YOUR OBJECTIVE: From the records below, take each line where the string "Assistant" shows up and copy it.

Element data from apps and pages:
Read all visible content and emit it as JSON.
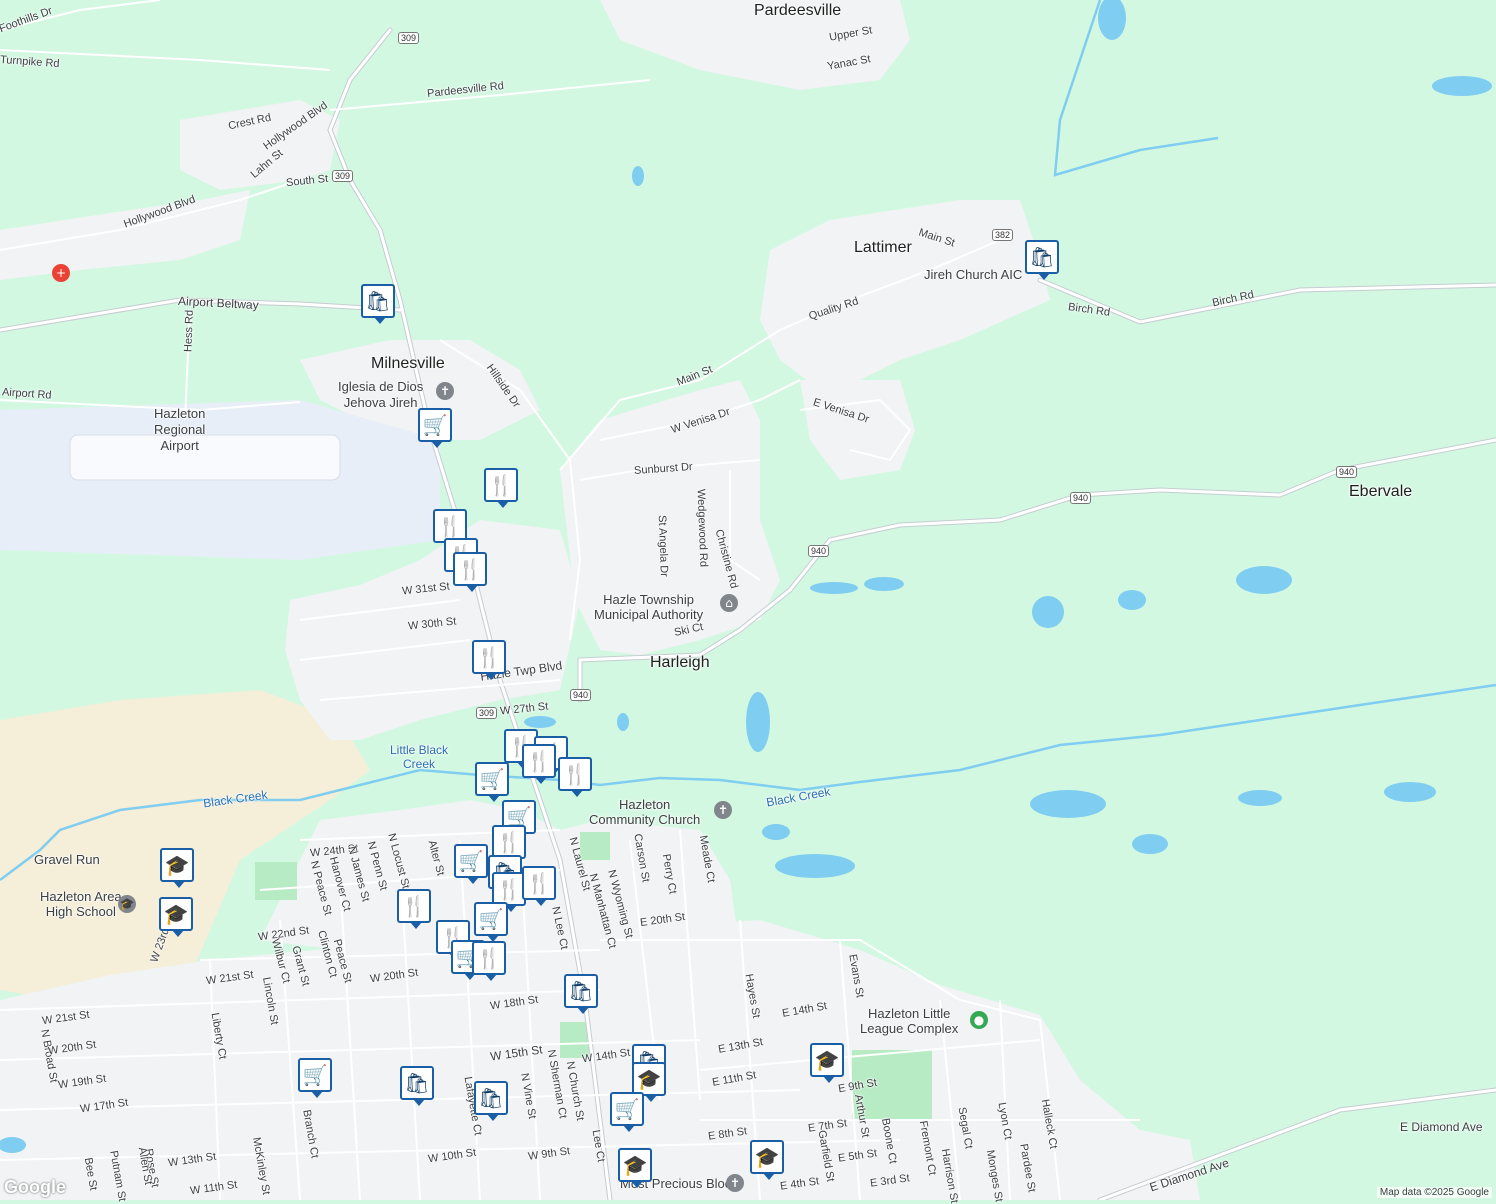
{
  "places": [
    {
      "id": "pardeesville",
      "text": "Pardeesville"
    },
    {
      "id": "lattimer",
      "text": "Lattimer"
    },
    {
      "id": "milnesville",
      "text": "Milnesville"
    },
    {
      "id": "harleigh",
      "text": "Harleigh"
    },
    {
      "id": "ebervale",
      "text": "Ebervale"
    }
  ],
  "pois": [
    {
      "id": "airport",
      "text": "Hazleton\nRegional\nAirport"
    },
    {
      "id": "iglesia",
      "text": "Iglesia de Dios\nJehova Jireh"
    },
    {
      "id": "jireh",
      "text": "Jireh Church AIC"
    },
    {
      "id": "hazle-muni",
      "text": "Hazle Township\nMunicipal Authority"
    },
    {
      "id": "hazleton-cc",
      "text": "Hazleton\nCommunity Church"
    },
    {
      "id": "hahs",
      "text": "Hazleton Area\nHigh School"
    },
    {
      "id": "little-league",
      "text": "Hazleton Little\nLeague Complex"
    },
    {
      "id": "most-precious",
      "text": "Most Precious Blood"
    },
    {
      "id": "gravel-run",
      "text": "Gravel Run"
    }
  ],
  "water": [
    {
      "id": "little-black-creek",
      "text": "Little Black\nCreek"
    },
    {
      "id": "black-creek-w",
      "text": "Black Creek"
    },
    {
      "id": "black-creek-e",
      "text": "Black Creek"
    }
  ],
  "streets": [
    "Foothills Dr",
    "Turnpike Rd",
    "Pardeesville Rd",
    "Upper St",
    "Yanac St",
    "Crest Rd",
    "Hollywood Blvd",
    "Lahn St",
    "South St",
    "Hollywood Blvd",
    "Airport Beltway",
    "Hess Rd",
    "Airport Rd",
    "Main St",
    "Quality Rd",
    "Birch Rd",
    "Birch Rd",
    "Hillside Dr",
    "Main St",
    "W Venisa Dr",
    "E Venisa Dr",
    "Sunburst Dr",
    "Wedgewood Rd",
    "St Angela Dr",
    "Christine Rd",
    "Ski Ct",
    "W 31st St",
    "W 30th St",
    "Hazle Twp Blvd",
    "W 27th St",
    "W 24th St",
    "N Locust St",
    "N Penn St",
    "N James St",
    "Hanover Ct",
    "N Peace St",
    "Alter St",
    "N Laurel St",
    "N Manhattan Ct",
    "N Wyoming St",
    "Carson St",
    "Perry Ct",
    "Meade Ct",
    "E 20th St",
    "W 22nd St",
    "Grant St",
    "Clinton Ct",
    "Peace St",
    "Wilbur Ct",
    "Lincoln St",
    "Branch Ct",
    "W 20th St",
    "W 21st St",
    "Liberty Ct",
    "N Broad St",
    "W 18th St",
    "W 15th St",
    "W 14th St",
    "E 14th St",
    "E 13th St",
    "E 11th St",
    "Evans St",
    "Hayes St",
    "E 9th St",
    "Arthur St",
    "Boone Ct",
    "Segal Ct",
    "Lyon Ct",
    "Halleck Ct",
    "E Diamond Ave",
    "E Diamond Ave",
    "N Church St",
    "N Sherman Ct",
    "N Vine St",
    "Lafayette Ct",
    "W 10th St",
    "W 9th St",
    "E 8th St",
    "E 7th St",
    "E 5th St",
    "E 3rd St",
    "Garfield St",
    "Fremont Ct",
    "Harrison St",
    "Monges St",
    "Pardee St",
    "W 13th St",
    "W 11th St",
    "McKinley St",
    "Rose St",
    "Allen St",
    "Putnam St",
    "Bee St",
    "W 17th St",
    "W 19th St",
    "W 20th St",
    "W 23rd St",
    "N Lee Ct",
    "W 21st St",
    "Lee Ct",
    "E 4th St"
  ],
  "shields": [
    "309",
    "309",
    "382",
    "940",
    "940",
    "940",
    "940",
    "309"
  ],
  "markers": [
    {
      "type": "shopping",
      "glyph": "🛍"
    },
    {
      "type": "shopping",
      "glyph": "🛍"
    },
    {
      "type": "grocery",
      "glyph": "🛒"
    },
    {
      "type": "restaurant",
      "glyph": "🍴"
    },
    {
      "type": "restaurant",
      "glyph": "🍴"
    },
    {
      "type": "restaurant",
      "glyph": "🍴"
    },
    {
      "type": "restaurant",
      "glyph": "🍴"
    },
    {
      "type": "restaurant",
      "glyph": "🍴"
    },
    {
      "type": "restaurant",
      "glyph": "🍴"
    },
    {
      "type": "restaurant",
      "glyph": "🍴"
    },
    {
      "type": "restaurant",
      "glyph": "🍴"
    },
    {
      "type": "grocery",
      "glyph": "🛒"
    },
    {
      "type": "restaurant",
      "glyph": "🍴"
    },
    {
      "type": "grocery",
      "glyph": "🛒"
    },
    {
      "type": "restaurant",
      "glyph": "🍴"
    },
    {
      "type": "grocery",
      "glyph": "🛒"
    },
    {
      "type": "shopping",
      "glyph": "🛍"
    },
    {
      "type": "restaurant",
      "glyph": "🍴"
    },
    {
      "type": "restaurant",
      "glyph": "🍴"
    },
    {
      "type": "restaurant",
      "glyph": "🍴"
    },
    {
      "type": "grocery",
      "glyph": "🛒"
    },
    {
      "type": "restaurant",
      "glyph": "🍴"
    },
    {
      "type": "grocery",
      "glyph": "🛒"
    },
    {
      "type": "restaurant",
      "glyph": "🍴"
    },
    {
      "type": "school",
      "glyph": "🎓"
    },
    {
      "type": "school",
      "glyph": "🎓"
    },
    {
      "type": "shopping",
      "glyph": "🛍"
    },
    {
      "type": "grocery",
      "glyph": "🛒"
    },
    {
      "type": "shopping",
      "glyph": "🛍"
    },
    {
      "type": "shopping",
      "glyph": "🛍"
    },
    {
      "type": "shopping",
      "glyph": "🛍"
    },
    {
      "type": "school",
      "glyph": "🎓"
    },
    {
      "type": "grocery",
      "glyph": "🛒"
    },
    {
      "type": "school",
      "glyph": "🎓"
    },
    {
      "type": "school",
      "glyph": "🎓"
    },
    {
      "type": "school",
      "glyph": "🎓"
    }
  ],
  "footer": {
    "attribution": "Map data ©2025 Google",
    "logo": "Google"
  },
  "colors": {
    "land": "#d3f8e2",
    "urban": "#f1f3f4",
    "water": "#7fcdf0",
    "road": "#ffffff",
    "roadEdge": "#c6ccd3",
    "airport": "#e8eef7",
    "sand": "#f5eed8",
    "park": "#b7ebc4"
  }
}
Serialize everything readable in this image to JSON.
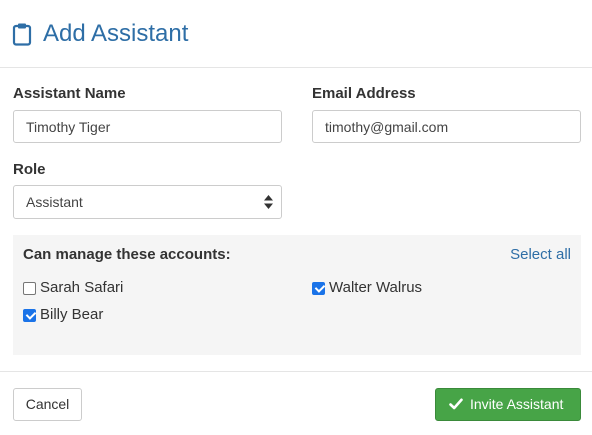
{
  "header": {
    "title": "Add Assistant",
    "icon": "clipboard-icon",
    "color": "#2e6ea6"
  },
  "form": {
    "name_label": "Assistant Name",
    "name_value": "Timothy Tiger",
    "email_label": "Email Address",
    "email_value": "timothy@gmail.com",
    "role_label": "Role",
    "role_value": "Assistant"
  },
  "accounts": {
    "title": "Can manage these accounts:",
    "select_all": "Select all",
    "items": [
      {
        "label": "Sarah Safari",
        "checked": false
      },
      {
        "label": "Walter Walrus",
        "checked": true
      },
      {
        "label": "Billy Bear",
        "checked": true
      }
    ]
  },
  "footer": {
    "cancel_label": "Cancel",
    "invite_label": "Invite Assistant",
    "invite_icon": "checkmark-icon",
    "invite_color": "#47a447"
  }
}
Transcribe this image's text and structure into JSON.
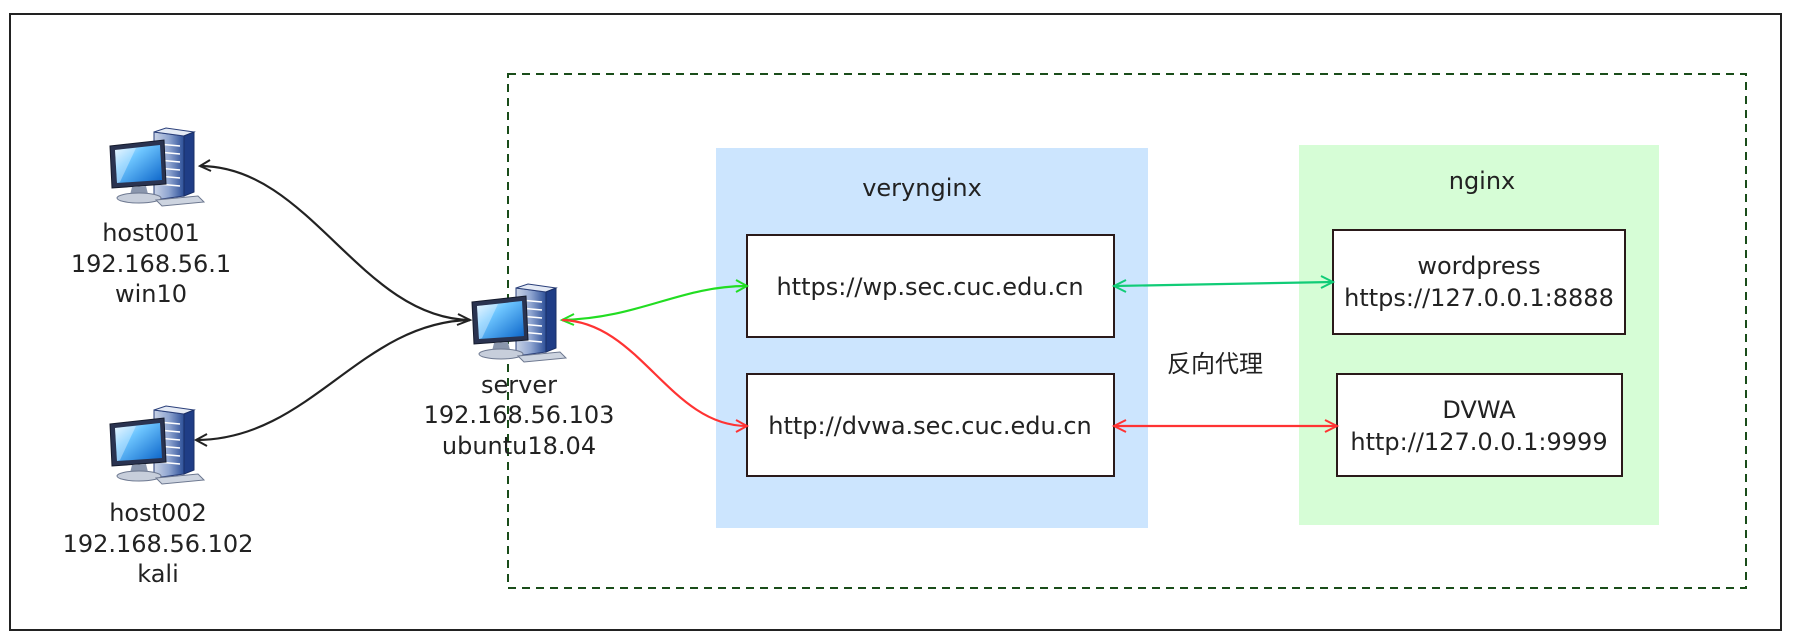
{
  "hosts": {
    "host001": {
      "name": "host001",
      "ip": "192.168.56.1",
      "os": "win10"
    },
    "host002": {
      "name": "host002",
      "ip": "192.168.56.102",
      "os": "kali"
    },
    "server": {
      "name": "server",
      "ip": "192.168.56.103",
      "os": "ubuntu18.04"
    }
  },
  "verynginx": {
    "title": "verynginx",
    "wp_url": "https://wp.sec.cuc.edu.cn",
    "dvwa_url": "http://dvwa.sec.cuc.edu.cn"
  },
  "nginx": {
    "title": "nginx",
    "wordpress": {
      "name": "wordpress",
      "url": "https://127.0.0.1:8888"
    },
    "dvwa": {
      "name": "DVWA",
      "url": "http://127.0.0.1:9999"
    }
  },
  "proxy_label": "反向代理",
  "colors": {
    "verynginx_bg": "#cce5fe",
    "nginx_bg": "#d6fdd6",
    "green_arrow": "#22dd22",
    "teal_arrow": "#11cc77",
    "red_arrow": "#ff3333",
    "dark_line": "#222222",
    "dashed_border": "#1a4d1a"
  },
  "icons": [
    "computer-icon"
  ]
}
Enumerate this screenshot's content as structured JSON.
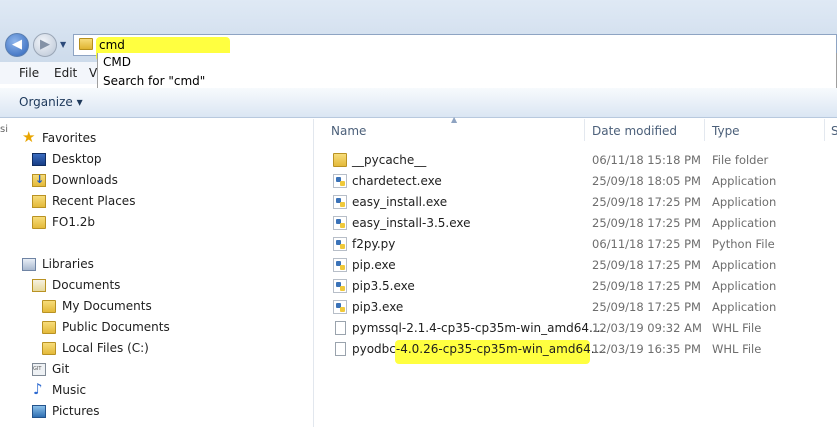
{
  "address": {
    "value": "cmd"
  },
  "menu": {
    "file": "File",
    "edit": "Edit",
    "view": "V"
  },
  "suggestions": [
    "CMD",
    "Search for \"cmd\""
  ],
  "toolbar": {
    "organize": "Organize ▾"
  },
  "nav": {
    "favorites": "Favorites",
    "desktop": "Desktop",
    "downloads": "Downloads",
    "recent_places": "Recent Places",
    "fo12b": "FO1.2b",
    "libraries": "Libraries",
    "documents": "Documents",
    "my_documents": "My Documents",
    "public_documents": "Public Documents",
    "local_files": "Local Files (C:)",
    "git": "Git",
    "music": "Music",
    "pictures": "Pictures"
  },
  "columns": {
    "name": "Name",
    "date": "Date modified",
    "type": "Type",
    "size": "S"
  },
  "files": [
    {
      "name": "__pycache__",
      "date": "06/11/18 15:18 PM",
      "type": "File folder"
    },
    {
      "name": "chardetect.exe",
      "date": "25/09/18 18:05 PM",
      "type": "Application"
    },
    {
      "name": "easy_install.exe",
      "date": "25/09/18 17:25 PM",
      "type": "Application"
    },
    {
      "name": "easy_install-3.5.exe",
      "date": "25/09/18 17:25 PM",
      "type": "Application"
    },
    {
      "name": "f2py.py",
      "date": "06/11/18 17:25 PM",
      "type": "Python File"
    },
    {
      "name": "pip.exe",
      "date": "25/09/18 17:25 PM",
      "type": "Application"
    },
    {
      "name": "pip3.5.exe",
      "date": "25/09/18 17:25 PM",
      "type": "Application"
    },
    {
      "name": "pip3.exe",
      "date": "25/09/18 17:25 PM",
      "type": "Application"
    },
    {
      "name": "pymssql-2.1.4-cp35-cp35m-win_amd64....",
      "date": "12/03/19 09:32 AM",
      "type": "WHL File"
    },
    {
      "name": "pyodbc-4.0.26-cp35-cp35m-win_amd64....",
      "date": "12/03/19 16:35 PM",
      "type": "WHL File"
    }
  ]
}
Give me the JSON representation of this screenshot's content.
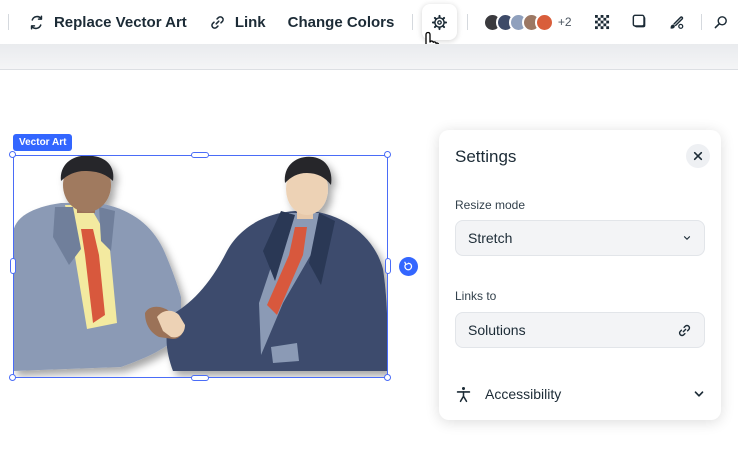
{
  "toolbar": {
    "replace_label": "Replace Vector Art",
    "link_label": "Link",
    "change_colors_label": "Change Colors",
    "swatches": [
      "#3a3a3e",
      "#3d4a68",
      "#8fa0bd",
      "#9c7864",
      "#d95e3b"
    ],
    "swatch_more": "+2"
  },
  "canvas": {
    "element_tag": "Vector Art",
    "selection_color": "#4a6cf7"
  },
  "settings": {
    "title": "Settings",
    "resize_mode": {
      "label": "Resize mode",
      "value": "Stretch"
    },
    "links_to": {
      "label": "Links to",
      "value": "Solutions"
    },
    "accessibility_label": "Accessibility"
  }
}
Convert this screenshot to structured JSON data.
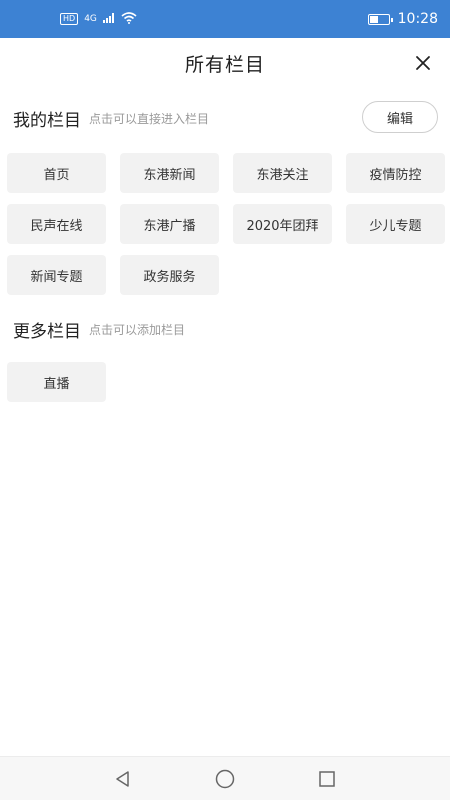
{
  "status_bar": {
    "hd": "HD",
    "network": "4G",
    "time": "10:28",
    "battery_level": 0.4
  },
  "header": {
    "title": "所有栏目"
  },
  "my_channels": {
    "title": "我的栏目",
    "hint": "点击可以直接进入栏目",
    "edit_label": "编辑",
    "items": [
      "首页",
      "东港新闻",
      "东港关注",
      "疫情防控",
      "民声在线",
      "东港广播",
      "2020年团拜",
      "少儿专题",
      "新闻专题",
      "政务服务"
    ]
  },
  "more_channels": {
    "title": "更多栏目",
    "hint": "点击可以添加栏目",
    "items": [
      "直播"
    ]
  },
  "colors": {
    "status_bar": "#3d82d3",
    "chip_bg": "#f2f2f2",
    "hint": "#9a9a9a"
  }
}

EXPECTED ANSWER:
    "title": "Add Assistant",
    "name_label": "Assistant Name",
    "role_value": "Assistant"
    "invite_label": "Invite Assistant",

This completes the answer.